Electric utilities tend to take a lot of heat for clouding public understanding of climate change and standing in the way of energy resources that won’t cook the planet.
A number of utilities, for instance, have spent hundreds of millions over the past few years lobbying against the Clean Power Plan. Likewise, the Edison Electric Institute, the trade association representing the investor-owned utilities (IOUs) that serve nearly 70-percent of electric customers in the United States, has developed and is executing a multi-million dollar fight against rooftop solar.
It is, of course, unfair to lump all electric utilities together.

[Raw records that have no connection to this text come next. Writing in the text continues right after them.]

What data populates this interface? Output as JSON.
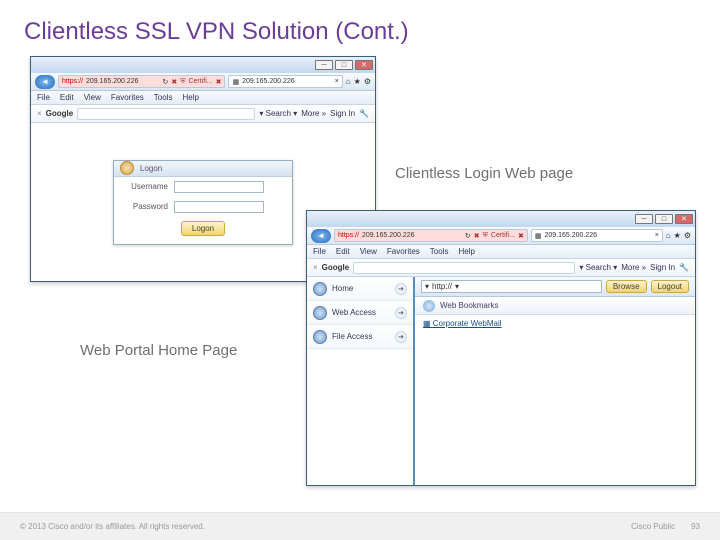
{
  "slide": {
    "title": "Clientless SSL VPN Solution (Cont.)",
    "caption_login": "Clientless Login Web page",
    "caption_portal": "Web Portal Home Page"
  },
  "footer": {
    "left": "© 2013 Cisco and/or its affiliates. All rights reserved.",
    "right": "Cisco Public",
    "page": "93"
  },
  "browser": {
    "ip": "209.165.200.226",
    "https_label": "https://",
    "cert_label": "Certifi...",
    "menus": [
      "File",
      "Edit",
      "View",
      "Favorites",
      "Tools",
      "Help"
    ],
    "google_label": "Google",
    "toolbar_search": "Search",
    "toolbar_more": "More »",
    "toolbar_signin": "Sign In",
    "scheme_selector": "http://"
  },
  "logon": {
    "title": "Logon",
    "username_label": "Username",
    "password_label": "Password",
    "button": "Logon"
  },
  "portal": {
    "browse_btn": "Browse",
    "logout_btn": "Logout",
    "left_items": [
      "Home",
      "Web Access",
      "File Access"
    ],
    "section": "Web Bookmarks",
    "bookmark": "Corporate WebMail"
  }
}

A couple of recently published reports — including one released Tuesday by Ceres — reveal which investor-owned utilities are climate laggards and clean energy obstructionists, and which are working to transition to the clean, renewable energy future that the atmosphere demands. (Or at least are begrudgingly accepting said transition.)
The Ceres report looks at actual renewable energy deployment. In Benchmarking Utility Clean Energy Deployment: 2016, the report's authors analyze and rank investor-owned utilities — which serve over two-thirds of American electric customers — for how much clean energy and energy efficiency they deliver to customers.